Almost every category of criminal offenses shows a decline, including nonfatal shootings. Robberies are down 19 percent, burglary 16 percent and assaults 15 percent. Auto theft is one exception; it has jumped nearly 10 percent over last year.
Commissioner Edward T. Norris called the homicide figures a source of continuing frustration, but said the other crime drops are encouraging.
The closest he came to taking credit was by noting a drop in nonfatal shootings, from 675 at this time last year to 546 as of yesterday. "We turned the corner on that," Norris said.
The new commissioner released the numbers at a news conference - the first of planned monthly meetings with reporters.
He used the briefing to address a range of issues, including corruption, and he offered an overview of his first five months in office. He was appointed in April and charged with quickly reducing crime in one of the nation's most violent cities.
One of his biggest challenges was to clear a backlog of internal investigations that he complained clogged the system and obscured serious cases of corruption.
Norris said that the Internal Affairs Division has investigated 596 complaints since Jan. 1 and that 451 officers have been recommended for and accepted punishment, which ranges from letters of reprimand to fines, suspensions or loss of vacation days.
Thirty-six officers retired or resigned to avoid discipline. Thirty-one challenged punishment recommendations at a trial board, and Norris said 13 were found not guilty and 18 were convicted.
Three of those officers were fired. The most serious case was that of an officer convicted of taking a bribe from a drug dealer seven years ago.
Norris also announced a new way of counting killings and how homicide statistics are released to the public.
City police keep a tally of killings that can be obtained by the news media every day. Those numbers are for all homicides, including ones ruled "justified," such as killings determined by prosecutors to have been in self-defense.
At the end of each year, the number is typically adjusted to include only "unjustified" homicides. Norris said the department now will give out only the numbers of killings ruled "unjustified" in its daily updates.

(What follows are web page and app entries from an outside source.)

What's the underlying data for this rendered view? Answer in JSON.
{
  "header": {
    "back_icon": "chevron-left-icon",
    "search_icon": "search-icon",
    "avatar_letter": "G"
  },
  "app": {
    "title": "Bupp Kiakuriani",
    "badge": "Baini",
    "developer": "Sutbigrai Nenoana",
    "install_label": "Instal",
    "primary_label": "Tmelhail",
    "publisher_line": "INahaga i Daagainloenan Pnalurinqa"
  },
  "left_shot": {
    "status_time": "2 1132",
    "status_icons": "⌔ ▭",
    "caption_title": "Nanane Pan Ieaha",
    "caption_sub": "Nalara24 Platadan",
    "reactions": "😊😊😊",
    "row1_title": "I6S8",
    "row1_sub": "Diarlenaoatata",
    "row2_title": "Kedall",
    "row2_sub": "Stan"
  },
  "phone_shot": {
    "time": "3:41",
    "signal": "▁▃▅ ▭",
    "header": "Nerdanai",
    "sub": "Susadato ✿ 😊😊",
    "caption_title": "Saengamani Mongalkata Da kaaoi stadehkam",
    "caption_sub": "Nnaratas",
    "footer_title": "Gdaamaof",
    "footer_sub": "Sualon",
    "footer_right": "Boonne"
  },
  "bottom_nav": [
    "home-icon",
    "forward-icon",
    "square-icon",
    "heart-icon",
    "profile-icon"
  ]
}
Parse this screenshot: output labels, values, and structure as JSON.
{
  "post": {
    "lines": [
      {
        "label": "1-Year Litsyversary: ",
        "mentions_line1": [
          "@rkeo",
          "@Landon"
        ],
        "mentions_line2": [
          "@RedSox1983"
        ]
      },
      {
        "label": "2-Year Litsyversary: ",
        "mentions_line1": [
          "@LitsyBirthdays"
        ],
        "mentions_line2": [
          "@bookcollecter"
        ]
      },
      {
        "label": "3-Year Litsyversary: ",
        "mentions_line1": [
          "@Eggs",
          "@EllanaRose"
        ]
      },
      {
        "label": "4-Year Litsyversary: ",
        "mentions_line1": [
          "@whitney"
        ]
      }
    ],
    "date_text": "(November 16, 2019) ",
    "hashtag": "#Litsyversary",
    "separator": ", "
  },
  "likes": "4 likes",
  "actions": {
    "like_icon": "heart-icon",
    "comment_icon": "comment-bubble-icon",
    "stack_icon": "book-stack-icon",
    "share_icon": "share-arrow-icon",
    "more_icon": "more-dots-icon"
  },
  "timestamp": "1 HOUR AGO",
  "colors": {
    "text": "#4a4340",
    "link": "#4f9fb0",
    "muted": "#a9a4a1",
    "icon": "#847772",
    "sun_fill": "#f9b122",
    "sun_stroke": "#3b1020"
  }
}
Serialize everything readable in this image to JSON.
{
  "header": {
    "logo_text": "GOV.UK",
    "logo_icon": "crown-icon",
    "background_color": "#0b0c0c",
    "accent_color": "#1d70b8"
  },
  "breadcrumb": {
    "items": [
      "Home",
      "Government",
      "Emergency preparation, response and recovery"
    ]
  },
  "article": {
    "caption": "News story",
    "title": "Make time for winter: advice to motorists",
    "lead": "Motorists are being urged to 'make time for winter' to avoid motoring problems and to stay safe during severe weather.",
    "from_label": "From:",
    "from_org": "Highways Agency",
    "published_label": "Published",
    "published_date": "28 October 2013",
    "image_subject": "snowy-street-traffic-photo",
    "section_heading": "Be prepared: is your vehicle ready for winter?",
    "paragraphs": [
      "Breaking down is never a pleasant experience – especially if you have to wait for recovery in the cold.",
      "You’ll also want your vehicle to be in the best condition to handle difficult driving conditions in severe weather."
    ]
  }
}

He believes that number is a better reflection of violence in the city. .
Until yesterday, the Police Department's official homicide count from Jan. 1 through Sept. 18 stood at 211, compared with 194 at the same time in 1999. Under the new method of reporting, there have been 205 unjustified homicides so far this year, compared with 190 last year.
The change could alter comparisons to previous years, but officials said the numbers will be off by four at most. The number of homicides in 1999, as previously released by police, was 309. The new rules drop that to 305 - the number that is reported to the FBI, the national repository for crime statistics.

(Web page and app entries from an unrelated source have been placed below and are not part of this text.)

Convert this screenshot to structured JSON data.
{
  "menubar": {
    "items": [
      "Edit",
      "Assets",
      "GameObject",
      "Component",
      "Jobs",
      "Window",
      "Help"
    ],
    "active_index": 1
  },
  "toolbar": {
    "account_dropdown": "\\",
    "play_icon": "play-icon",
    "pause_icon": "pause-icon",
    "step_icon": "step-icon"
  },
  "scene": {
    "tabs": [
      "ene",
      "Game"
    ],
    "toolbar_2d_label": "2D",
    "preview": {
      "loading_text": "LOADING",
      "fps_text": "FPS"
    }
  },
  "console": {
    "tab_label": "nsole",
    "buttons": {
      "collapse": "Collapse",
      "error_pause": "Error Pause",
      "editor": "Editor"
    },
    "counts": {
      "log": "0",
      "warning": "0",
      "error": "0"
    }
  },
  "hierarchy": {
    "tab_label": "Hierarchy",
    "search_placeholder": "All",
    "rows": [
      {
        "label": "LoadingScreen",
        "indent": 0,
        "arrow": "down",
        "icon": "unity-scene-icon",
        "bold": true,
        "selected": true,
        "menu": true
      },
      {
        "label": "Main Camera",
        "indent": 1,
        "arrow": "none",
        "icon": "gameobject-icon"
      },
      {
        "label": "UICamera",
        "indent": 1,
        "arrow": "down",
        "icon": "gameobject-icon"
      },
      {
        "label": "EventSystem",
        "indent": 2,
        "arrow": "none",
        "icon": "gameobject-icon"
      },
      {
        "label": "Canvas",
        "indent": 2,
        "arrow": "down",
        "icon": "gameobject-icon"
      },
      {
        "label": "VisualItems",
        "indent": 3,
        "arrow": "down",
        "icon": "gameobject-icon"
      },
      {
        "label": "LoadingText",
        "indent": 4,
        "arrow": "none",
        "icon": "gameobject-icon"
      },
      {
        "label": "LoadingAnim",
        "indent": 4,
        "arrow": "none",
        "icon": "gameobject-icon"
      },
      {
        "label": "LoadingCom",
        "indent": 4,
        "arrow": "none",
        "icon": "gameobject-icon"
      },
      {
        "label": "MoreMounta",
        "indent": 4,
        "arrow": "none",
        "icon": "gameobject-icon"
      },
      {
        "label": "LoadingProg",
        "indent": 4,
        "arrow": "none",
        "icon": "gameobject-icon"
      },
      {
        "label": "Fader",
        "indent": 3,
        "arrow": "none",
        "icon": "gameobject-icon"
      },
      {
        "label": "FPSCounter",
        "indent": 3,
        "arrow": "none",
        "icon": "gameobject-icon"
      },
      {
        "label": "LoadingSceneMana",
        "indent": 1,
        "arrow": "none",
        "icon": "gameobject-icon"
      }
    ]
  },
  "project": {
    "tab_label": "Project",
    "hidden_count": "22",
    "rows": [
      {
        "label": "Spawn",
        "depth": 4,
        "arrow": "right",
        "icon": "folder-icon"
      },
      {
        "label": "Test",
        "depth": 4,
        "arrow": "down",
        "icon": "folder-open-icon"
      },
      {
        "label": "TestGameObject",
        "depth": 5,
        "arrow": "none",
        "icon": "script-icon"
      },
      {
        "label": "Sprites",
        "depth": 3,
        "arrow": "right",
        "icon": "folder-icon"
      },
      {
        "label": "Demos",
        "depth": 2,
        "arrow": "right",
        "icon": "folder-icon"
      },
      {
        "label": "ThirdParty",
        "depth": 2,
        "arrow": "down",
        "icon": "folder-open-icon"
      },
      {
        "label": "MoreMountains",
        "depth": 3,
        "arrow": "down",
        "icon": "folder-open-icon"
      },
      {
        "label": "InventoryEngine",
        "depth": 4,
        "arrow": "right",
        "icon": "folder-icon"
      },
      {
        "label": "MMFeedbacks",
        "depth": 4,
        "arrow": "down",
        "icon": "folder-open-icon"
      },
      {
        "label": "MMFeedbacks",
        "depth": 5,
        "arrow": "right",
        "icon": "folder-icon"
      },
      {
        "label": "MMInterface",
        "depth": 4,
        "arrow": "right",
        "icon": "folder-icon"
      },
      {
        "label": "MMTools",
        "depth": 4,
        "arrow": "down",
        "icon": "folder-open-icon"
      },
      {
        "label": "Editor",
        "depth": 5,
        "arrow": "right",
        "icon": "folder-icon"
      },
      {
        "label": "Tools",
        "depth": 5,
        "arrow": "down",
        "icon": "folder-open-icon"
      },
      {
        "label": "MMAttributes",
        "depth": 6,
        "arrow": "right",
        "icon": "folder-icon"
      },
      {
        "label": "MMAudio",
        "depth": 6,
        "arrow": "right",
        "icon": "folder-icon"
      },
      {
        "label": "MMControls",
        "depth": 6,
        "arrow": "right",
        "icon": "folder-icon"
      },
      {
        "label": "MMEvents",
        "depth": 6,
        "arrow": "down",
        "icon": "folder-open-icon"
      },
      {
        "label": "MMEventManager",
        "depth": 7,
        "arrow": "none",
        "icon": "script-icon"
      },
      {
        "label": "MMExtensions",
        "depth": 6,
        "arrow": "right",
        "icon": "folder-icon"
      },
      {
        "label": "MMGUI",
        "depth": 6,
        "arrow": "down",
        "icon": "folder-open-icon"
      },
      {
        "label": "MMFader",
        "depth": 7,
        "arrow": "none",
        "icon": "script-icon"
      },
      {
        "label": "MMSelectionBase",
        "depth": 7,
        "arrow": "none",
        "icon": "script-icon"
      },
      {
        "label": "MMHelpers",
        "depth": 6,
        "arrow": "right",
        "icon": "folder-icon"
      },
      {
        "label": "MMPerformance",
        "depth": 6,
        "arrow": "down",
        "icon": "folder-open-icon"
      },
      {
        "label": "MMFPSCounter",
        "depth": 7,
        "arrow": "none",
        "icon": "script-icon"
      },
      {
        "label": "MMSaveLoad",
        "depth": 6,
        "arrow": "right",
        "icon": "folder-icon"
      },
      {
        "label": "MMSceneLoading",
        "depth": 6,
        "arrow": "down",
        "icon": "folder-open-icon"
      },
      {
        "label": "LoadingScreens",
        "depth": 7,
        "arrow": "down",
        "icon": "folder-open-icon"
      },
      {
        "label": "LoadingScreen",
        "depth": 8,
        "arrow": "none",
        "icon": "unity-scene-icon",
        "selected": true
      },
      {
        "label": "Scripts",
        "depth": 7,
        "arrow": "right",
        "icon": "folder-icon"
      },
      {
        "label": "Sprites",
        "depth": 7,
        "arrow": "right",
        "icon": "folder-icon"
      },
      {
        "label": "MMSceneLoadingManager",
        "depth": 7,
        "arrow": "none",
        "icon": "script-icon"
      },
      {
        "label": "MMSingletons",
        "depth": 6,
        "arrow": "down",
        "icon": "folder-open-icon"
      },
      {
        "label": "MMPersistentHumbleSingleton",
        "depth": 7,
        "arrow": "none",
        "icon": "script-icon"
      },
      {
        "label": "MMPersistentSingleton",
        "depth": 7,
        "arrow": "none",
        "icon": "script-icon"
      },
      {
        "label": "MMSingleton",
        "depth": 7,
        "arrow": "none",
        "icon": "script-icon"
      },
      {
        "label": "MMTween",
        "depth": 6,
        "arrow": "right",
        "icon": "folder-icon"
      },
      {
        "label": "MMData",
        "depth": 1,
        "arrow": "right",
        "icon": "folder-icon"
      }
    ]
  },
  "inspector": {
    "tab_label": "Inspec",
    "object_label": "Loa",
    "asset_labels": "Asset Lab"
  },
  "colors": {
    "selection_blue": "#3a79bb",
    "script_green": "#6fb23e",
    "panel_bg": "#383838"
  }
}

Last year was the 10th consecutive year in which more than 300 people were killed in the city.
Police stress that the change in reporting is not a subtle way of reducing the number of killings through use of creative statistics. "If it was that easy, we'd have done this years ago," Deputy Commissioner Bert Shirey said.